Data listing: Begin

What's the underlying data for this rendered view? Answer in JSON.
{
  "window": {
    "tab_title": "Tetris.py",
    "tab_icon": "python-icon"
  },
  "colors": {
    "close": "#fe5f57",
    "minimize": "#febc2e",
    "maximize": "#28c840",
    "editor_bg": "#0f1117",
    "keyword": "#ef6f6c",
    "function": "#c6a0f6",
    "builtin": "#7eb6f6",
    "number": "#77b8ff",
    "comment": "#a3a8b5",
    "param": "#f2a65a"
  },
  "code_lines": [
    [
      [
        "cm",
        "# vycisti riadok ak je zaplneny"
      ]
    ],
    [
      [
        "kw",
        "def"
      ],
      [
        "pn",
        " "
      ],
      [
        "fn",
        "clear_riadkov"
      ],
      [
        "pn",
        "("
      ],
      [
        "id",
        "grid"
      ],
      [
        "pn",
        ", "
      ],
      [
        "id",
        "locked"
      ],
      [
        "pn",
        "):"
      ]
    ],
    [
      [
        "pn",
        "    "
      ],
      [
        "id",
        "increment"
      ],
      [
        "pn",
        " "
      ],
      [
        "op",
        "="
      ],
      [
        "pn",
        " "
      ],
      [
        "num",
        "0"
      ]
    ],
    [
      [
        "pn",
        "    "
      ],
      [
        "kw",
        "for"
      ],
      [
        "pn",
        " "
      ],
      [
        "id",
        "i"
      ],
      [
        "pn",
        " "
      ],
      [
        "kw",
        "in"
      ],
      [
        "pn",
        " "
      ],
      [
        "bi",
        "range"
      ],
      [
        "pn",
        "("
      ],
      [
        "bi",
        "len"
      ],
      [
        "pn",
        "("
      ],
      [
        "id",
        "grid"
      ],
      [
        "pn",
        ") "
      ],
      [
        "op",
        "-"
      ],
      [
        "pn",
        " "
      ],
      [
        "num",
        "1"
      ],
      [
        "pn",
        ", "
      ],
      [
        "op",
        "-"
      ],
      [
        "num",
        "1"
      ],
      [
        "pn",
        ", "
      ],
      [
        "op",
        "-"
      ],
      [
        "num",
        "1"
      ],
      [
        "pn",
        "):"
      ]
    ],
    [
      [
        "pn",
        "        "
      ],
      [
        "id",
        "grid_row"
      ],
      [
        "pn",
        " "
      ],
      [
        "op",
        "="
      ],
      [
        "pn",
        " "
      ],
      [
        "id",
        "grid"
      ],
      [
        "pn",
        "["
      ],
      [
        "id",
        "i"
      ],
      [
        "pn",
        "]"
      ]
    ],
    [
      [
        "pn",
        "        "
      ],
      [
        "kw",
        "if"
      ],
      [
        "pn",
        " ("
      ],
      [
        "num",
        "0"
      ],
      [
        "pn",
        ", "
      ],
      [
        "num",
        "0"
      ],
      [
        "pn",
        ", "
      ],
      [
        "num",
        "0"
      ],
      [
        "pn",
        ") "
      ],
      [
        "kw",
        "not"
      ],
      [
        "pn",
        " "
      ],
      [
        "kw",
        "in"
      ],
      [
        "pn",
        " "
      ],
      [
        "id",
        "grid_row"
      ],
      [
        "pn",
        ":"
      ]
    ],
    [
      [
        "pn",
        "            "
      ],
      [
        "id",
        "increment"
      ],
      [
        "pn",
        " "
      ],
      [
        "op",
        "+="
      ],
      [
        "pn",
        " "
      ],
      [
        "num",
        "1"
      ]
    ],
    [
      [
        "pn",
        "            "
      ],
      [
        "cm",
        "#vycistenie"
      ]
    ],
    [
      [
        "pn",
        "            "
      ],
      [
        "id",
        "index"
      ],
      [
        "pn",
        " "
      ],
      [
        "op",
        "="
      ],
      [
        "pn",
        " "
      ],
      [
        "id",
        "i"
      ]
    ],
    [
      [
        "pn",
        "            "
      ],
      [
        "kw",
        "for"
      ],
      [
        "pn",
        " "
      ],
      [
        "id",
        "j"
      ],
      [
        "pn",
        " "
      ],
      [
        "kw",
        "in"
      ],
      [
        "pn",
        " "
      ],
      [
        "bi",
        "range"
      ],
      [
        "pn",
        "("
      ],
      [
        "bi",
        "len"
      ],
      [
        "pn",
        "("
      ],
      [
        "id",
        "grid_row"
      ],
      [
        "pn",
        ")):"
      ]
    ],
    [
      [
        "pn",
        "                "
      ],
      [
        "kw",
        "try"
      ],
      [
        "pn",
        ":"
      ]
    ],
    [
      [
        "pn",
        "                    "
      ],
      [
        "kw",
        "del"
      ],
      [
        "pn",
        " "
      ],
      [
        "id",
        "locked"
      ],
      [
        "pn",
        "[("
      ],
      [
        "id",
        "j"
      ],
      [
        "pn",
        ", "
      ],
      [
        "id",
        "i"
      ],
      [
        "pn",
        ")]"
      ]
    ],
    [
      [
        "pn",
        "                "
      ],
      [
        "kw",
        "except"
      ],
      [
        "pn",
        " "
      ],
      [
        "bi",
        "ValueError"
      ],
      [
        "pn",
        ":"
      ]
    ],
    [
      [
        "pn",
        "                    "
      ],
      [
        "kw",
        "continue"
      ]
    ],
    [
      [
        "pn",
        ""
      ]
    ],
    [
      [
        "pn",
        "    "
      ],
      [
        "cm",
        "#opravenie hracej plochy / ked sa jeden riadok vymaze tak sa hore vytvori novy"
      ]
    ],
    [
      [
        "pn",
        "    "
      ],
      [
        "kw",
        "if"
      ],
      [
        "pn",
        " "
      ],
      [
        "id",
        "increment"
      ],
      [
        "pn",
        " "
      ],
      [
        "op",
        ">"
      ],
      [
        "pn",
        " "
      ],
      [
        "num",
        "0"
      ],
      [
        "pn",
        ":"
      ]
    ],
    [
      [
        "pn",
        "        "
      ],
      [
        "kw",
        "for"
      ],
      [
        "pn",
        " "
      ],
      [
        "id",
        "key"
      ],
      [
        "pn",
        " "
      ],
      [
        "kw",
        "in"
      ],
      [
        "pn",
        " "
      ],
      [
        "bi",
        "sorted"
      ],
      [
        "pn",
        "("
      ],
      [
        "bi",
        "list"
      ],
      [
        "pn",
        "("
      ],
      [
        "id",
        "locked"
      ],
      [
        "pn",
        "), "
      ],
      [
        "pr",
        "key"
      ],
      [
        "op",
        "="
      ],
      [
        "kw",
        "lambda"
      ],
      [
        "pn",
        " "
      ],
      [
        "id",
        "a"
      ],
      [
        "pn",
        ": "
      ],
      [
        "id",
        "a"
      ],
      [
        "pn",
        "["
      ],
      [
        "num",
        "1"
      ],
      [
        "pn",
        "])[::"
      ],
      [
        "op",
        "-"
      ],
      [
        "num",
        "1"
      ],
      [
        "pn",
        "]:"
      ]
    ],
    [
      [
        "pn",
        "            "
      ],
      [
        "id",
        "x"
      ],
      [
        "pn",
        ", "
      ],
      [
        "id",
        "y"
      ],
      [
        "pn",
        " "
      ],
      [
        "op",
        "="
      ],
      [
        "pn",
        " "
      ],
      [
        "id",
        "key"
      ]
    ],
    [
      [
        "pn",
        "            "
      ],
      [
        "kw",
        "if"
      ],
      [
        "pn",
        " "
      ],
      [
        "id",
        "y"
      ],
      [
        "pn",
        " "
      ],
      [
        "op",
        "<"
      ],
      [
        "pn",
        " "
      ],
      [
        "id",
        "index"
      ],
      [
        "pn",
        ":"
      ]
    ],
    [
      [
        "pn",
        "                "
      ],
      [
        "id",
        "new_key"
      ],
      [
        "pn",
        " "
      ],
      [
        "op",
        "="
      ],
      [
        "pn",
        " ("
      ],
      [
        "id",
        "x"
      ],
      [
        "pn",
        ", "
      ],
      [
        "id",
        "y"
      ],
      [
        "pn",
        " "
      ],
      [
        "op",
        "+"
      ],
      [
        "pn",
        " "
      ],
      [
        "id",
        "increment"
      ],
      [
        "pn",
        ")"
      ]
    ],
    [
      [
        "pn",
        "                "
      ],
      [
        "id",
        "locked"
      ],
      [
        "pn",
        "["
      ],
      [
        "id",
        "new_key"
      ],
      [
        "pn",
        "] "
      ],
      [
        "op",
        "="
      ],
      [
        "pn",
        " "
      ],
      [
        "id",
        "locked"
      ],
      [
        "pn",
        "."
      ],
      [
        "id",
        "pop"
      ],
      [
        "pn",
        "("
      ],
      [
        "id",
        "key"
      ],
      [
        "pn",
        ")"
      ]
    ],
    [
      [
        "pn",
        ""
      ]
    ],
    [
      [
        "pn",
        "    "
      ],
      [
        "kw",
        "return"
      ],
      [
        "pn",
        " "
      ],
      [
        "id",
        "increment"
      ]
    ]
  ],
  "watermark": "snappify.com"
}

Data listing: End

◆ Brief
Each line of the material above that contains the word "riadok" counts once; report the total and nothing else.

◆ The answer
2